#### Your instructions
Each line in the records below that has the word "JSON" should be copied.

#### Supplied data
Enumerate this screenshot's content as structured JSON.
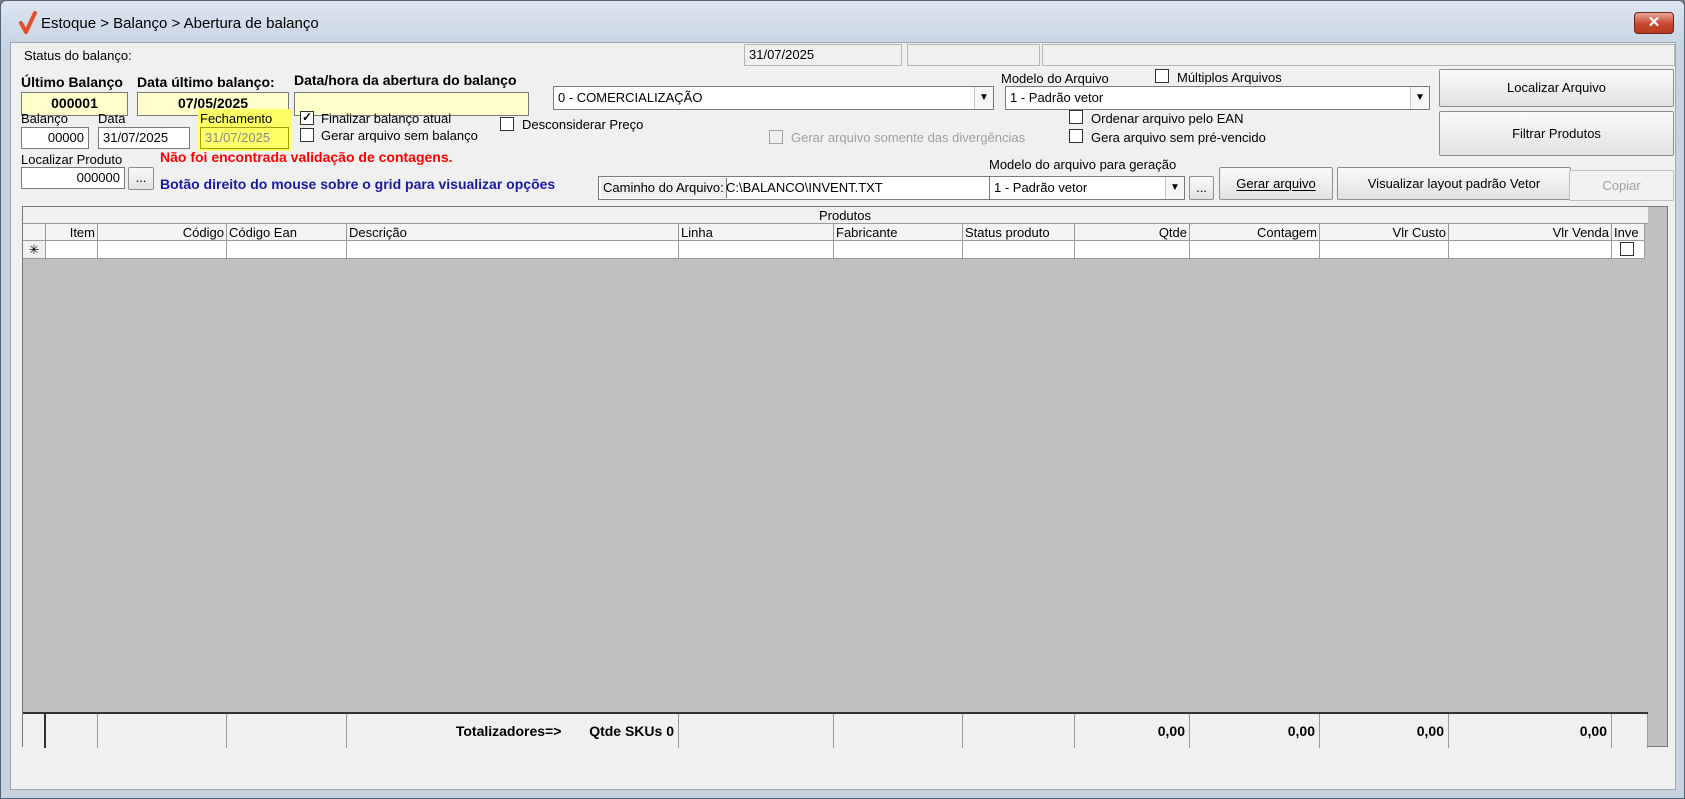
{
  "window": {
    "title": "Estoque > Balanço > Abertura de balanço",
    "close_label": "✕"
  },
  "status": {
    "label": "Status do balanço:",
    "date": "31/07/2025",
    "field2": "",
    "field3": ""
  },
  "ultimo_balanco": {
    "label": "Último Balanço",
    "value": "000001"
  },
  "data_ultimo": {
    "label": "Data último balanço:",
    "value": "07/05/2025"
  },
  "abertura": {
    "label": "Data/hora da abertura do balanço",
    "value": ""
  },
  "comercializacao": {
    "value": "0 - COMERCIALIZAÇÃO"
  },
  "modelo_arquivo": {
    "label": "Modelo do Arquivo",
    "value": "1 - Padrão vetor"
  },
  "multiplos": {
    "label": "Múltiplos Arquivos",
    "checked": false
  },
  "balanco": {
    "label": "Balanço",
    "value": "00000"
  },
  "data": {
    "label": "Data",
    "value": "31/07/2025"
  },
  "fechamento": {
    "label": "Fechamento",
    "value": "31/07/2025"
  },
  "finalizar": {
    "label": "Finalizar balanço atual",
    "mark": "✓"
  },
  "gerar_sem_balanco": {
    "label": "Gerar arquivo sem balanço"
  },
  "desconsiderar": {
    "label": "Desconsiderar Preço"
  },
  "gerar_divergencias": {
    "label": "Gerar arquivo somente das divergências"
  },
  "ordenar_ean": {
    "label": "Ordenar arquivo pelo EAN"
  },
  "pre_vencido": {
    "label": "Gera arquivo sem pré-vencido"
  },
  "localizar_produto": {
    "label": "Localizar Produto",
    "value": "000000",
    "btn": "..."
  },
  "msgs": {
    "error": "Não foi encontrada validação de contagens.",
    "hint": "Botão direito do mouse sobre o grid para visualizar opções"
  },
  "caminho": {
    "label": "Caminho do Arquivo:",
    "value": "C:\\BALANCO\\INVENT.TXT"
  },
  "modelo_geracao": {
    "label": "Modelo do arquivo para geração",
    "value": "1 - Padrão vetor",
    "btn": "..."
  },
  "buttons": {
    "localizar": "Localizar Arquivo",
    "filtrar": "Filtrar Produtos",
    "gerar": "Gerar arquivo",
    "visualizar": "Visualizar layout padrão Vetor",
    "copiar": "Copiar"
  },
  "grid": {
    "caption": "Produtos",
    "new_row_marker": "✳",
    "columns": [
      "Item",
      "Código",
      "Código Ean",
      "Descrição",
      "Linha",
      "Fabricante",
      "Status produto",
      "Qtde",
      "Contagem",
      "Vlr Custo",
      "Vlr Venda",
      "Inve"
    ],
    "totals": {
      "label": "Totalizadores=>",
      "skus": "Qtde SKUs 0",
      "qtde": "0,00",
      "contagem": "0,00",
      "custo": "0,00",
      "venda": "0,00"
    }
  }
}
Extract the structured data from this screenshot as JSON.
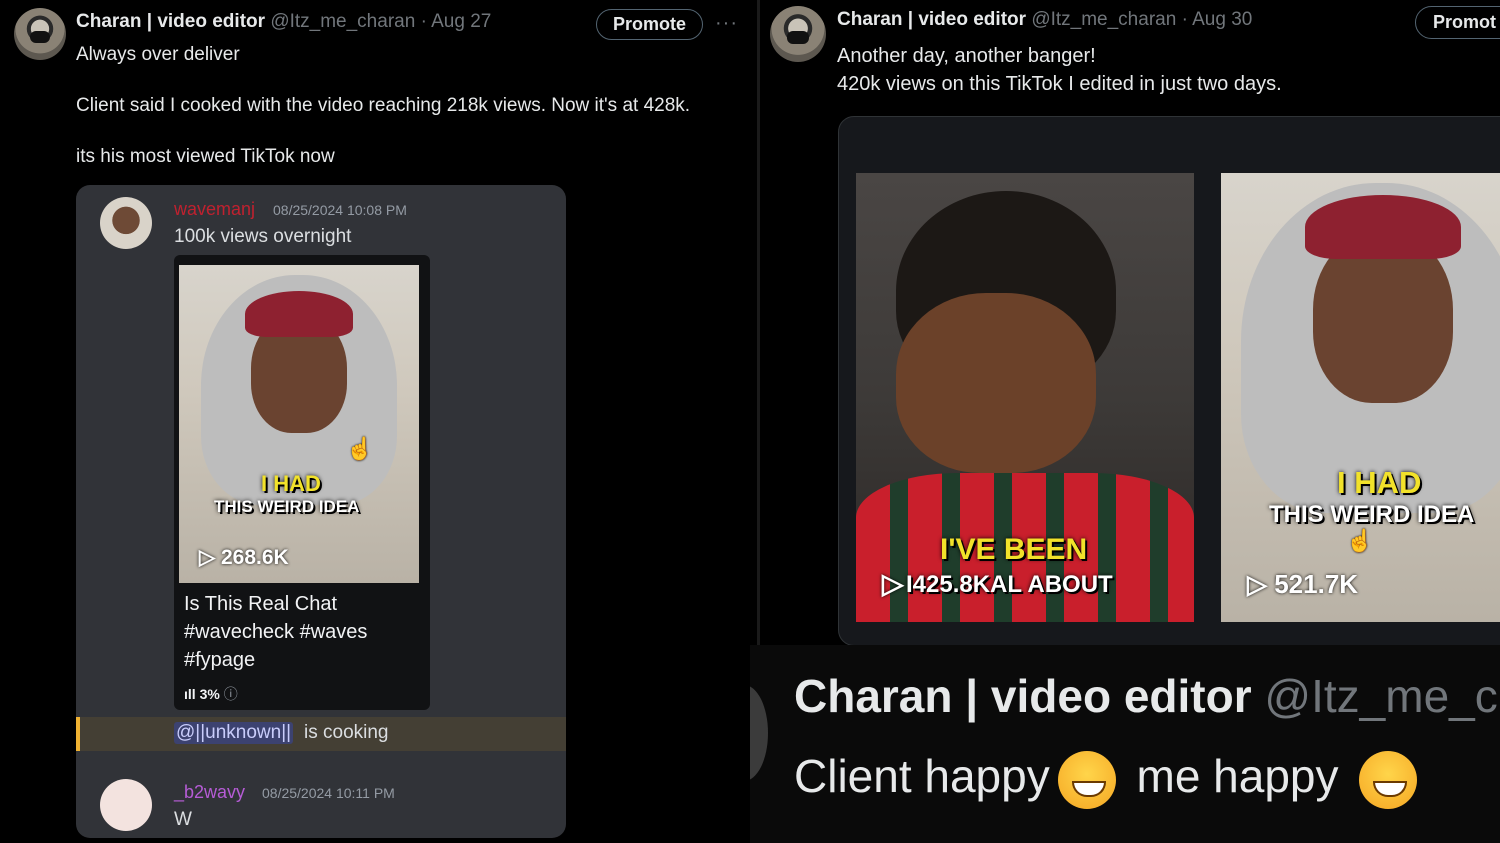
{
  "left_tweet": {
    "name": "Charan | video editor",
    "handle": "@Itz_me_charan",
    "separator": "·",
    "date": "Aug 27",
    "promote_label": "Promote",
    "more_label": "···",
    "lines": [
      "Always over deliver",
      "Client said I cooked with the video reaching 218k views. Now it's at 428k.",
      "its his most viewed TikTok now"
    ],
    "discord": {
      "msg1": {
        "username": "wavemanj",
        "username_color": "#c0212f",
        "timestamp": "08/25/2024 10:08 PM",
        "text": "100k views overnight"
      },
      "embed": {
        "caption_yellow": "I HAD",
        "caption_white": "THIS WEIRD IDEA",
        "views": "268.6K",
        "title": "Is This Real Chat #wavecheck #waves #fypage",
        "stat": "3%"
      },
      "mention": {
        "mention_text": "@||unknown||",
        "rest": "is cooking"
      },
      "msg2": {
        "username": "_b2wavy",
        "username_color": "#b65cd6",
        "timestamp": "08/25/2024 10:11 PM",
        "text": "W"
      }
    }
  },
  "right_tweet": {
    "name": "Charan | video editor",
    "handle": "@Itz_me_charan",
    "separator": "·",
    "date": "Aug 30",
    "promote_label": "Promot",
    "lines": [
      "Another day, another banger!",
      "420k views on this TikTok I edited in just two days."
    ],
    "videos": [
      {
        "caption_top": "I'VE BEEN",
        "caption_bottom": "I425.8KAL ABOUT"
      },
      {
        "caption_yellow": "I HAD",
        "caption_white": "THIS WEIRD IDEA",
        "views": "521.7K"
      }
    ]
  },
  "bottom_tweet": {
    "name": "Charan | video editor",
    "handle": "@Itz_me_c",
    "text_part1": "Client happy",
    "text_part2": " me happy "
  }
}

#### Response to this task
Enumerate this screenshot's content as structured JSON.
Extract the structured data from this screenshot as JSON.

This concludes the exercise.